Exercise prompt
Print every line below exactly. Skip the pictures.

Information shown
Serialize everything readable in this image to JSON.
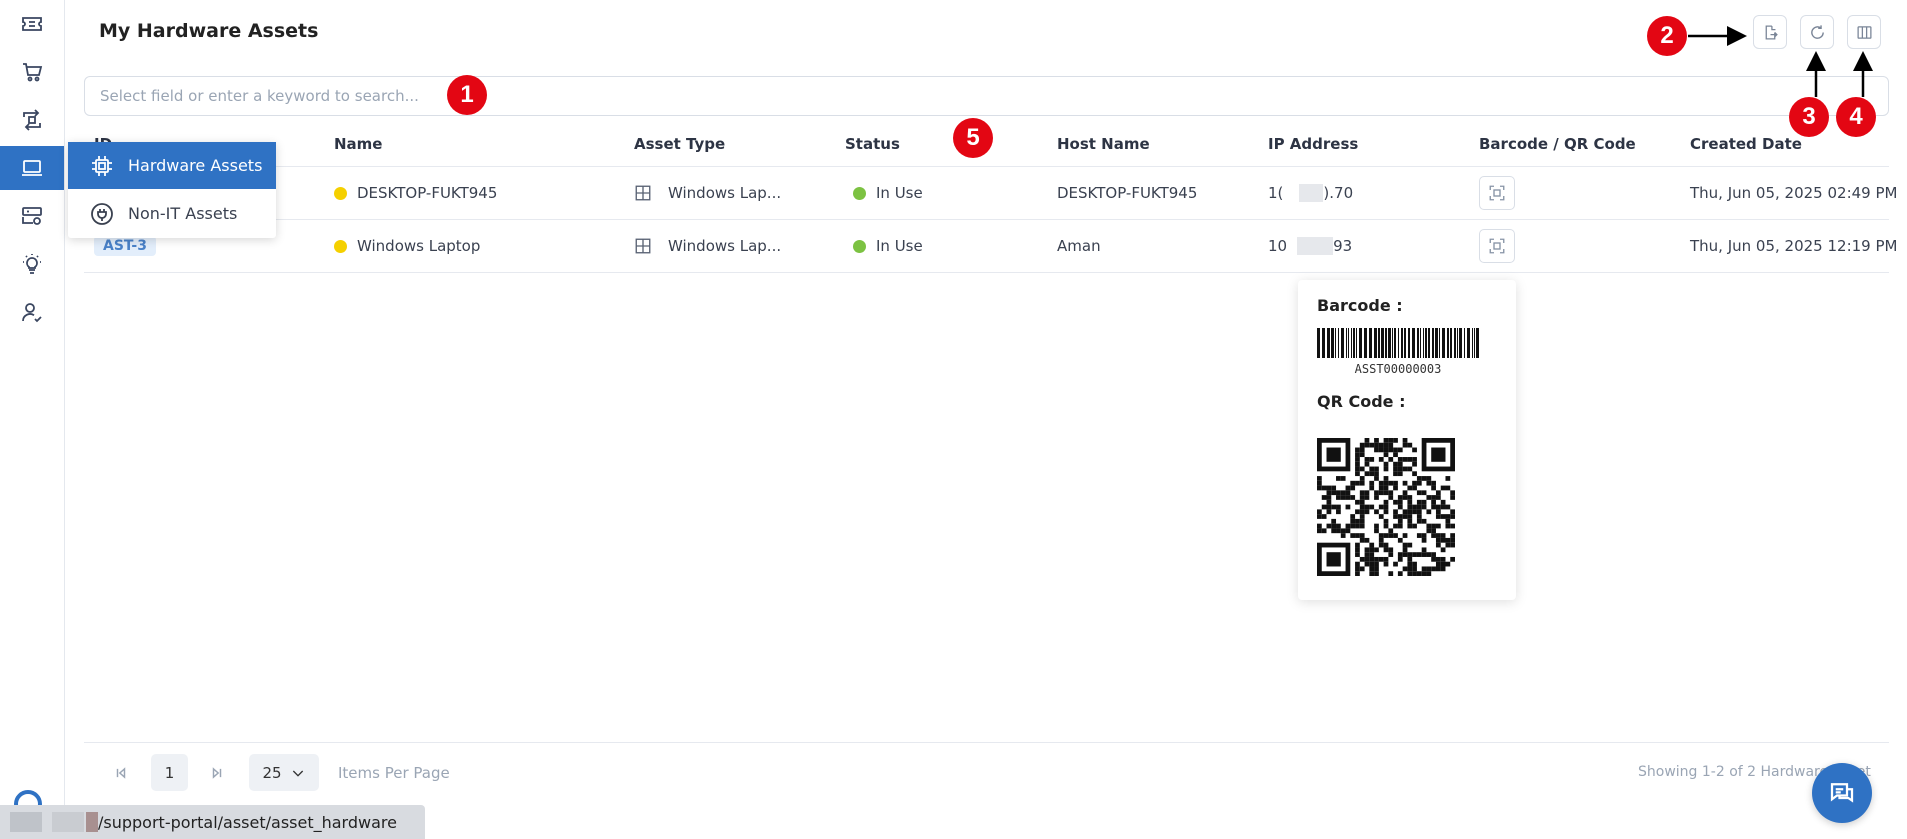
{
  "page": {
    "title": "My Hardware Assets"
  },
  "sidebar": {
    "items": [
      {
        "icon": "ticket-icon"
      },
      {
        "icon": "cart-icon"
      },
      {
        "icon": "transfer-icon"
      },
      {
        "icon": "laptop-icon",
        "active": true
      },
      {
        "icon": "server-icon"
      },
      {
        "icon": "lightbulb-icon"
      },
      {
        "icon": "user-check-icon"
      }
    ]
  },
  "toolbar": {
    "icons": [
      "export-icon",
      "refresh-icon",
      "columns-icon"
    ]
  },
  "search": {
    "placeholder": "Select field or enter a keyword to search..."
  },
  "asset_menu": {
    "items": [
      {
        "label": "Hardware Assets",
        "icon": "chip-icon",
        "active": true
      },
      {
        "label": "Non-IT Assets",
        "icon": "plug-icon",
        "active": false
      }
    ]
  },
  "table": {
    "columns": [
      "ID",
      "Name",
      "Asset Type",
      "Status",
      "Host Name",
      "IP Address",
      "Barcode / QR Code",
      "Created Date"
    ],
    "rows": [
      {
        "id": "",
        "name": "DESKTOP-FUKT945",
        "name_dot_color": "#f5d000",
        "asset_type": "Windows Lap...",
        "status": "In Use",
        "status_color": "#7cc242",
        "host_name": "DESKTOP-FUKT945",
        "ip_prefix": "1(",
        "ip_suffix": ").70",
        "created": "Thu, Jun 05, 2025 02:49 PM"
      },
      {
        "id": "AST-3",
        "name": "Windows Laptop",
        "name_dot_color": "#f5d000",
        "asset_type": "Windows Lap...",
        "status": "In Use",
        "status_color": "#7cc242",
        "host_name": "Aman",
        "ip_prefix": "10",
        "ip_suffix": "93",
        "created": "Thu, Jun 05, 2025 12:19 PM"
      }
    ]
  },
  "barcode_popup": {
    "barcode_label": "Barcode :",
    "barcode_value": "ASST00000003",
    "qr_label": "QR Code :"
  },
  "pagination": {
    "current_page": "1",
    "per_page": "25",
    "per_page_label": "Items Per Page",
    "showing": "Showing 1-2 of 2 Hardware Asset"
  },
  "statusbar": {
    "url_path": "/support-portal/asset/asset_hardware"
  },
  "annotations": [
    "1",
    "2",
    "3",
    "4",
    "5"
  ],
  "colors": {
    "accent": "#2f72c4",
    "marker": "#e30613"
  }
}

Output for this task
Serialize everything readable in this image to JSON.
{
  "page": {
    "title": "My Hardware Assets"
  },
  "sidebar": {
    "items": [
      {
        "icon": "ticket-icon"
      },
      {
        "icon": "cart-icon"
      },
      {
        "icon": "transfer-icon"
      },
      {
        "icon": "laptop-icon",
        "active": true
      },
      {
        "icon": "server-icon"
      },
      {
        "icon": "lightbulb-icon"
      },
      {
        "icon": "user-check-icon"
      }
    ]
  },
  "toolbar": {
    "icons": [
      "export-icon",
      "refresh-icon",
      "columns-icon"
    ]
  },
  "search": {
    "placeholder": "Select field or enter a keyword to search..."
  },
  "asset_menu": {
    "items": [
      {
        "label": "Hardware Assets",
        "icon": "chip-icon",
        "active": true
      },
      {
        "label": "Non-IT Assets",
        "icon": "plug-icon",
        "active": false
      }
    ]
  },
  "table": {
    "columns": [
      "ID",
      "Name",
      "Asset Type",
      "Status",
      "Host Name",
      "IP Address",
      "Barcode / QR Code",
      "Created Date"
    ],
    "rows": [
      {
        "id": "",
        "name": "DESKTOP-FUKT945",
        "name_dot_color": "#f5d000",
        "asset_type": "Windows Lap...",
        "status": "In Use",
        "status_color": "#7cc242",
        "host_name": "DESKTOP-FUKT945",
        "ip_prefix": "1(",
        "ip_suffix": ").70",
        "created": "Thu, Jun 05, 2025 02:49 PM"
      },
      {
        "id": "AST-3",
        "name": "Windows Laptop",
        "name_dot_color": "#f5d000",
        "asset_type": "Windows Lap...",
        "status": "In Use",
        "status_color": "#7cc242",
        "host_name": "Aman",
        "ip_prefix": "10",
        "ip_suffix": "93",
        "created": "Thu, Jun 05, 2025 12:19 PM"
      }
    ]
  },
  "barcode_popup": {
    "barcode_label": "Barcode :",
    "barcode_value": "ASST00000003",
    "qr_label": "QR Code :"
  },
  "pagination": {
    "current_page": "1",
    "per_page": "25",
    "per_page_label": "Items Per Page",
    "showing": "Showing 1-2 of 2 Hardware Asset"
  },
  "statusbar": {
    "url_path": "/support-portal/asset/asset_hardware"
  },
  "annotations": [
    "1",
    "2",
    "3",
    "4",
    "5"
  ],
  "colors": {
    "accent": "#2f72c4",
    "marker": "#e30613"
  }
}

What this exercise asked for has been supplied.